The cholent, this hearty Shabbat dish, is advertized as the specialty of the house. But if it wasn't for the stuffed goose neck (helzel) perched atop the slow-cooked beans and pearl barley, the dish wouldn't leave much of an impression. It comes with a variety of toppings, some with goose leg, others foie gras, and spicy paprika, but the classic version (€8) is the one to go for. Note that portions are huge. The other standout is the matzo ball soup (€5). At Fülemüle, ground ginger lends the matzo balls a slightly punchy flavor (the soup has earned raves from the New York Times too). The “Jewish" egg salad (€6) is a bit too heavy on goose fat, but when spread on toasted bread and topped with red onions it becomes a fine appetizer. For dessert, try the fried matzo cake filled with walnut spread beneath a glaze of biscuit crumbs and rum-infused hot chocolate (€4).

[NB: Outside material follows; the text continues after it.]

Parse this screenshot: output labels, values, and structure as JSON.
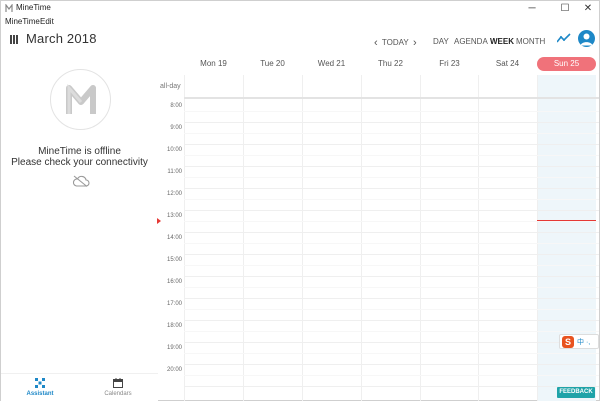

I'm not sure whether the stereotypically ‘90s interior was meant to create some lingering nostalgia for times past, or the owners simply prioritize the kitchen over interior design. Whatever the answer, expect walls lined with PVC paneling, swarms of family photos, oversized “free wifi” signs, and a glass cabinet with ornate seder plates. The crowd is cross-section of middle class (Jewish) locals, and tourists, many of whom have found Fülemüle in Lonely Planet’s Budapest guide.